A paper, published in this journal, giving guidelines on the best way of presenting results without use of P-values. The paper by Geoff Cumming, titled “The New Statistics: Why and How” makes a good argument for using confidence intervals and other descriptive statistics in place of P-values.

He also has a series of videos in YouTube from which the three linked to below are related to the use (and misuse) of P-values. For my liking he does not make a clear enough distinction between the problem inherent to P-values (that they discard a lot of information to reach a true/false decision) and those problems due to the misuse and misinterpretation of tests of significance. He does mention the difference, but you need to keep your eyes and ears open to get this out of his presentations.

In addition a blog and podcast of a round table complete the discussion of this issue giving a bit wider account of the controversy surrounding the use of P-value.


The American Statistical Association Says [Mostly] No to p-values

Norman Matloff has published a new post after receiving criticism and comments about stating “The ASA says No to p-values” in his post I wrote about yesterday. He defends his interpretation in this new post. However, I think, the interpretation of  the statement in a context different from the “Big data” field to which he is used to does not need to always be “Says No to p-values” but instead in many cases could be “Use p-values to assess the strength of the evidence and nothing else”.  However, “tests” with binary outcomes on probabilities that are essentially continuous, will always be based on an arbitrary threshold and discard a great deal of information. Consequently to me using as suggested by Norman Matloff  “assess” in place of “test” makes a lot of sense.

The new post is at https://matloff.wordpress.com/2016/03/09/further-comments-on-the-asa-manifesto/

The American Statistical Association Says No to p-values

Norman Matloff (2016) writes in his post:

Sadly, the concept of p-values and significance testing forms the very core of statistics. A number of us have been pointing out for decades that p-values are at best underinformative and often misleading…

Source: After 150 Years, the ASA Says No to p-values | Mad (Data) Scientist

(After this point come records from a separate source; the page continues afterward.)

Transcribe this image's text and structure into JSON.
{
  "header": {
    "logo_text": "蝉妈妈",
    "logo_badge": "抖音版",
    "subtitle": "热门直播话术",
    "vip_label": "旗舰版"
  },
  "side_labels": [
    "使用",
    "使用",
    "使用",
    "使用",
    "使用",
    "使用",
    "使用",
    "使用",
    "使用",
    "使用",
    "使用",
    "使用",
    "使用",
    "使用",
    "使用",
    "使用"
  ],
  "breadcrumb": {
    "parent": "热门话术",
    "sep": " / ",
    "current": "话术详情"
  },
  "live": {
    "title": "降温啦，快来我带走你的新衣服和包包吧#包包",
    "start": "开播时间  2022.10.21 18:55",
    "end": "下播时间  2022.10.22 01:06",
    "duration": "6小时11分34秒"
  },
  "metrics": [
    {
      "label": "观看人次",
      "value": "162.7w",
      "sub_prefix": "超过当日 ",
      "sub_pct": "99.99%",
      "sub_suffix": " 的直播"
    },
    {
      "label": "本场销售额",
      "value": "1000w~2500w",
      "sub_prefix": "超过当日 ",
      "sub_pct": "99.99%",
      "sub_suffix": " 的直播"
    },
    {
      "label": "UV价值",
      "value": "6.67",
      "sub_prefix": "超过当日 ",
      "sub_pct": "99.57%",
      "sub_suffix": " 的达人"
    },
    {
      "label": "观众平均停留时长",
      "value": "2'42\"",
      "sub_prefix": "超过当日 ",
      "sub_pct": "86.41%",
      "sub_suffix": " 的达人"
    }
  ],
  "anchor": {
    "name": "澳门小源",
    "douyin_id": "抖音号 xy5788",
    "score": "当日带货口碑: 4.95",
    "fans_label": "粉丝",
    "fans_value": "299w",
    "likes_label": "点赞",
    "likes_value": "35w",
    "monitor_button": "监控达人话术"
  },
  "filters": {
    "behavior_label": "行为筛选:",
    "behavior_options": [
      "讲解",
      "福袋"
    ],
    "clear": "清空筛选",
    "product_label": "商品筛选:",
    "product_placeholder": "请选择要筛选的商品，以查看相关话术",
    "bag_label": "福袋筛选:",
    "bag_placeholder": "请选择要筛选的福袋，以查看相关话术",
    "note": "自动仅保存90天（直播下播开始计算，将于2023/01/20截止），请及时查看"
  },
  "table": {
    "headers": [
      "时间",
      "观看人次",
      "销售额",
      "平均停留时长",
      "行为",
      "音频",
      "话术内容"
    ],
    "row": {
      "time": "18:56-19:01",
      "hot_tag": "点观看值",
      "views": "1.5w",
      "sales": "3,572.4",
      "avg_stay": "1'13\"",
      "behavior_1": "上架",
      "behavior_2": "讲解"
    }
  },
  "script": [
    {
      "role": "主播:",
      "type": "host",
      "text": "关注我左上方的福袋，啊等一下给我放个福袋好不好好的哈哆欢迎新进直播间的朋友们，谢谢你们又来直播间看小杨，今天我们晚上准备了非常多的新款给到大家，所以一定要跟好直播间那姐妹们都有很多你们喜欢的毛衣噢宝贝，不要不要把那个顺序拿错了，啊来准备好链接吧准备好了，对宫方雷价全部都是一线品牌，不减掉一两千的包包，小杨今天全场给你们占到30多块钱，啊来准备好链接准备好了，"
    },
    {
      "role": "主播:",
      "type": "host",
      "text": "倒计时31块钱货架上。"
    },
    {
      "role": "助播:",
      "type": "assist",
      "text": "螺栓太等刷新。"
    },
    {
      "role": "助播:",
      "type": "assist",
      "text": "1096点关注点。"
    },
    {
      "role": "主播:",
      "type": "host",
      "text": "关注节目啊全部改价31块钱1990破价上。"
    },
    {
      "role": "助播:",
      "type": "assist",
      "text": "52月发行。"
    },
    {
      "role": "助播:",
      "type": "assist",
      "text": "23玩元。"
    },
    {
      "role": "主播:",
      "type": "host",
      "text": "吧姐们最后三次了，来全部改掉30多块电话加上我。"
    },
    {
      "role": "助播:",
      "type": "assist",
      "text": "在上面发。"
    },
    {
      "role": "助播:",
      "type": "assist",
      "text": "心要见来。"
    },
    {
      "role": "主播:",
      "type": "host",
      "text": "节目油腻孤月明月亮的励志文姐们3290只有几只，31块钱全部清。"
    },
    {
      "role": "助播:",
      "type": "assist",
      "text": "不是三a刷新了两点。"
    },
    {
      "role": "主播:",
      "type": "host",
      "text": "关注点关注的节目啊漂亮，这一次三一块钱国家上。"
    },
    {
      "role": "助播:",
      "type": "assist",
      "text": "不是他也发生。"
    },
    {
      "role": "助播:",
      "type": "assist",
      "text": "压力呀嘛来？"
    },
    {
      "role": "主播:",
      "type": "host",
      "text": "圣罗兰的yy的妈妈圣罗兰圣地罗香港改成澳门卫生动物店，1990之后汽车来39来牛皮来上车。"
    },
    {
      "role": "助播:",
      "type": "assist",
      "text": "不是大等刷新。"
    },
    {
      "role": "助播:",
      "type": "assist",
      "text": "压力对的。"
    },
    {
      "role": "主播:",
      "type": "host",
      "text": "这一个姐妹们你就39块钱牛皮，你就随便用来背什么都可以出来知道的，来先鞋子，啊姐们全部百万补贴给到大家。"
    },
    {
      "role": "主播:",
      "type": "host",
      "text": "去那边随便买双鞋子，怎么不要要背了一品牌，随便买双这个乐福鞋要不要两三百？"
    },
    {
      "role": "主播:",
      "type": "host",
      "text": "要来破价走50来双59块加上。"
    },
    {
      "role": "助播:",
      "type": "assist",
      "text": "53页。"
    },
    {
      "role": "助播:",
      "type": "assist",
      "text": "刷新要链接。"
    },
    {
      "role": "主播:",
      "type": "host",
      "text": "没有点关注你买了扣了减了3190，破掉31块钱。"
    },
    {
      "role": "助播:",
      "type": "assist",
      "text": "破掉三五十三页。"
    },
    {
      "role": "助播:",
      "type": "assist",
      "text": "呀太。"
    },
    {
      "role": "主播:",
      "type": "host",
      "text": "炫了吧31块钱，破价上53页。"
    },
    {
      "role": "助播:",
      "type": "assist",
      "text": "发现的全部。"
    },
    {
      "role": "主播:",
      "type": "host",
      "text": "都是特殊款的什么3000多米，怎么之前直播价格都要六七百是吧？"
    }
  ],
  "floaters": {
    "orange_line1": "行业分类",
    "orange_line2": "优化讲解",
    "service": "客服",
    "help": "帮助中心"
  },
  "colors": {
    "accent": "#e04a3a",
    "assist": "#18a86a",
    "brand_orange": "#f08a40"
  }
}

Yesterday, the statement by the American Statistics Association was published on-line in the journal “The American Statistician”. Many statisticians have been aware of the problems of significance tests for a long time, but general practice, teaching and journal instructions and editors’  requirements had not changed. Let’s hope the statement will start real changes in everyday practice.

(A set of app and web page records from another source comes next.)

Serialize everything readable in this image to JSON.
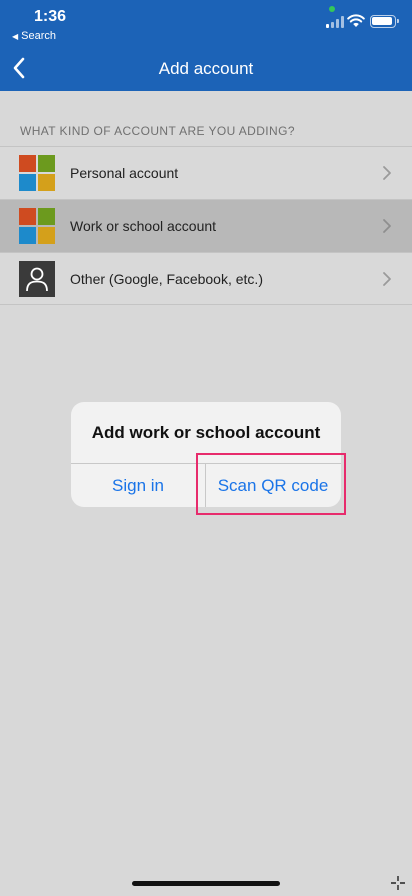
{
  "status_bar": {
    "time": "1:36",
    "back_app": "Search"
  },
  "nav": {
    "title": "Add account",
    "back_icon": "chevron-left-icon"
  },
  "section": {
    "header": "WHAT KIND OF ACCOUNT ARE YOU ADDING?"
  },
  "accounts": [
    {
      "label": "Personal account",
      "icon": "microsoft-logo-icon"
    },
    {
      "label": "Work or school account",
      "icon": "microsoft-logo-icon",
      "selected": true
    },
    {
      "label": "Other (Google, Facebook, etc.)",
      "icon": "person-icon"
    }
  ],
  "dialog": {
    "title": "Add work or school account",
    "sign_in": "Sign in",
    "scan_qr": "Scan QR code"
  },
  "colors": {
    "header_bg": "#1c63b7",
    "accent": "#1a74e8",
    "highlight": "#e72b6c"
  }
}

John W. Tukey (1991) has earlier written quite boldly about the problem:

Statisticians classically asked the wrong question—and were willing to answer with a lie, one that was often a downright lie. They asked “Are the effects of A and B different?” and they were willing to answer “no.”

All we know about the world teaches us that the effects of A and B are always different—in some decimal place—for any A and B. Thus asking the effects different?” is foolish.

What we should be answering first is ”Can we tell the direction in which the effects of A differ from the effects of B?” In other words, can we be confident about the direction from A to B? Is it “up,” “down” or “uncertain”?

The third answer to this first question is that we are “uncertain
about the direction”—it is not, and never should be, that we
“accept the null hypothesis.”